The fugue hanging over the Warriors 82 game regular season and 22 game postseason turned into a depression on June 30th at six pm eastern standard time. A season of broken dreams and a lost title was woefully insignificant to the devastation of Kevin Durant leaving town for Brooklyn, New York. The Warriors will spin the huge loss in a classy way, by thanking Durant for his dedication and participation; he is responsible for two Oakland titles. But the bottom line is the bottom line. Kevin Durant, Kyrie Irving and DeAndre Jordan are teaming up for a Big Three-lite, and even as Durant will more than likely miss 2019-20, his leaving Oakland is more a story about what the Warriors have lost than what the Nets have gained. The Warriors lost nearly everything because there is no replacing Kevin Durant.

Kevin Durant’s career predicted this moment in time. He lost in the 2016 Western Conference Finals and left his team, in free agency. He lost in the 2019 NBA Finals and left his team in free agency.

Losing weighs heavily on Durant, like a boulder about to crush him, and he feels the need to change cities. Or, maybe this was a Durant decision made last September.
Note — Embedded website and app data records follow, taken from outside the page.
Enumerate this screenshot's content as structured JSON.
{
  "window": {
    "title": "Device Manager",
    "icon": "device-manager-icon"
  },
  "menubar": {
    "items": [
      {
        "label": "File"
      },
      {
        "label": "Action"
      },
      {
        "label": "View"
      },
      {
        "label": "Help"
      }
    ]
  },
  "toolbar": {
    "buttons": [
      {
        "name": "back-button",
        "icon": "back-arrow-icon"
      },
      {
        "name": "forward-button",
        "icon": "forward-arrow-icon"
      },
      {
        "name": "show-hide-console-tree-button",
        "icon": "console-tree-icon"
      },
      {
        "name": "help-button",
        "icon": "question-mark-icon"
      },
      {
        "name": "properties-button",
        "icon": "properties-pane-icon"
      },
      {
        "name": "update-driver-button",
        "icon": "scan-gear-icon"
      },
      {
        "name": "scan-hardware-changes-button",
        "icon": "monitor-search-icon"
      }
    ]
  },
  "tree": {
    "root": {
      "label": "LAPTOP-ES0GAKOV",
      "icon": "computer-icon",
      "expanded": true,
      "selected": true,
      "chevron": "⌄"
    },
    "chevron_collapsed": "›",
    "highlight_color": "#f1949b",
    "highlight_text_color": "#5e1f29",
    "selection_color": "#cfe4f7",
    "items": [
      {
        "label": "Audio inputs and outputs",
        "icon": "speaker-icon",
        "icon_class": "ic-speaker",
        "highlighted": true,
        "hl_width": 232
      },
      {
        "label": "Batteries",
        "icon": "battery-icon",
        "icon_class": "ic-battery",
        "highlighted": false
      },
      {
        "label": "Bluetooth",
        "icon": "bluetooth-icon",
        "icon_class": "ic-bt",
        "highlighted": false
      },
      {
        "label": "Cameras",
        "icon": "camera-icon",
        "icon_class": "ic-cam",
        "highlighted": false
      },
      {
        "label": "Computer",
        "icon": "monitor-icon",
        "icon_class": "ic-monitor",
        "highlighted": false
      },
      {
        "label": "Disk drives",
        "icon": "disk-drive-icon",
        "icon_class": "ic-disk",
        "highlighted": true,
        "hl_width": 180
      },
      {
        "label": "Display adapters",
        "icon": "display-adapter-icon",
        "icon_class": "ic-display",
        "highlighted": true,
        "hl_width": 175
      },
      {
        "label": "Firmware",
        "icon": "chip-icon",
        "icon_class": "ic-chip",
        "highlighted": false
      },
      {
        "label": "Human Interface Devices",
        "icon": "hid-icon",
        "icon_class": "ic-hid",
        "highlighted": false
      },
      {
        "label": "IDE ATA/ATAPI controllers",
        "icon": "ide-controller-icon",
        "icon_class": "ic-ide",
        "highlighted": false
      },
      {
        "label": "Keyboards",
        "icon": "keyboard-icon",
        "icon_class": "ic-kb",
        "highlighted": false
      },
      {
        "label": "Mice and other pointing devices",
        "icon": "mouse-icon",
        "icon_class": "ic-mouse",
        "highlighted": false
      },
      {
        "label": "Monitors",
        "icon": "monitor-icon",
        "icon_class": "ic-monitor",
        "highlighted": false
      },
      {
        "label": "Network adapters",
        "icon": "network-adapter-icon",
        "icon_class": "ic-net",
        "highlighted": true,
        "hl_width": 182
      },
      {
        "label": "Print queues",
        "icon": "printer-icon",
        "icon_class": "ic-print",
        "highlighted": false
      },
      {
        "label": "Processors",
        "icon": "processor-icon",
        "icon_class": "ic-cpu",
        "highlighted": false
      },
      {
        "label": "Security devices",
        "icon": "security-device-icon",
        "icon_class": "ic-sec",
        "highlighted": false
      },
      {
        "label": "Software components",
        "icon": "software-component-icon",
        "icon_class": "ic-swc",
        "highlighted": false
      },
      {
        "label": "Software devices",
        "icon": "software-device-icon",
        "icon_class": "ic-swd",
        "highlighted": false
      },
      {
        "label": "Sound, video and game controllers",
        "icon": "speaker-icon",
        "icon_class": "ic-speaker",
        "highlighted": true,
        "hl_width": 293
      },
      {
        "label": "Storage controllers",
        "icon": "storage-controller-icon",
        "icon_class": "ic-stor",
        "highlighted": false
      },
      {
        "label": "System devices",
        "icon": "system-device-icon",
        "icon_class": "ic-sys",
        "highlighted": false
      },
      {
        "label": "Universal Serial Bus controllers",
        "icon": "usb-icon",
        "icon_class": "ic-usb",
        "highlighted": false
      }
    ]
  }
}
The Warriors had to convince him to stay and they just couldn’t.

Despite the initial shock, the Warriors will return to who they were before Durant. But with an ailing Klay Thompson out until-if things go well- February, it’s going to be an above average Warriors team in a loaded Western Conference.

This hardly seemed possible when Durant shocked the NBA and joined the Warriors in 2016 because he loved their chemistry and friendship when they pitched him. They won a skeptical Durant over by letting him know how much they needed him. And truth be told, Durant needed them. He had given his career everything and had never been able to get to the Finals. Those days behind him, Durant is still searching for the elusive chemistry from teammates, fans, media and the NBA world.

His free agency of 2016 was one in which he expected happiness and a title. He got the title. Happiness was harder to come by.

The Warriors brass was confused at what Durant wanted, how to keep him in town. Someone last week assessing Durant called him a wanderer. That he may just be one of those players who is always on the hunt for something that doesn’t exist. Brooklyn may be a 3 year thing and then it is somewhere else. Despite how we like to think of the NBA one team lifers, there are certain personalities who just want to be on the move.

Durant in Brooklyn will have to wait a year but if he is able to be, let’s say, 80% of Durant, then in 2020 he’ll be the star in Brooklyn that he was in Oakland and perhaps even more so. Kyrie Irving isn’t Steph Curry. Durant won’t have to fight for attention and respect or the idea that the team is anything but his.

Brooklyn doesn’t have much of a playoff resume unless you consider their flame out this year. Whatever Durant brings, the Nets will automatically crown him as the savior of New York City. All that he hungered for in the Bay but was denied will be his in Brooklyn. He’s not competing with an iconic player. Kyrie is a nice, albeit a little strange and moody point guard but he and Kevin Durant are not in the same greatness conversation.

Kevin Durant didn’t have what he needed in Oakland to anchor him to the Northern California earth. Sure, he had titles. He had a dominant team. He had chemistry when he wasn’t warring with Dray. But it wasn’t what Durant longed for and so he’s out. Something was obviously missing.

Stars are human people. Moving is a hassle, a pain. They only do it if they have to do it, if something isn’t quite right where they are. Something wasn’t right in Oakland and it doesn’t have to be anyone’s fault. Marriages end and it’s an amicable split. The timing shaped the narrative.

Three years ago, Durant came to the Warriors for a singular purpose. To win a title. To prove to the world he was the best player. But winning a title doesn’t necessarily prove the best of anything. Fans are emotional and fickle and can be bitter with long memories. Durant was never forgiven for joining a 73 win team that lost a title on a last shot. Though he tried hard, Durant was never part of the Warriors ecosystem. He was an add-on for greatness reasons and fans never let him forget he didn’t build anything in Oakland. And so here we are, the Warriors less than they were just yesterday.

Nostalgia won’t remember June kindly. Oracle ended with a thud and no home Finals wins. Durant was lost on many levels. Klay was a loss. Oracle is an empty shell, a repository of memories. That is it. I have a sense that five years from now it will be like all those Kobe-Shaq conversations. What if Durant stayed in the Bay? How many titles would the Warriors have won? What if Durant never tore his Achilles? What if everyone loved him once he won two rings? What if this was the end of the beginning and not the beginning of the end?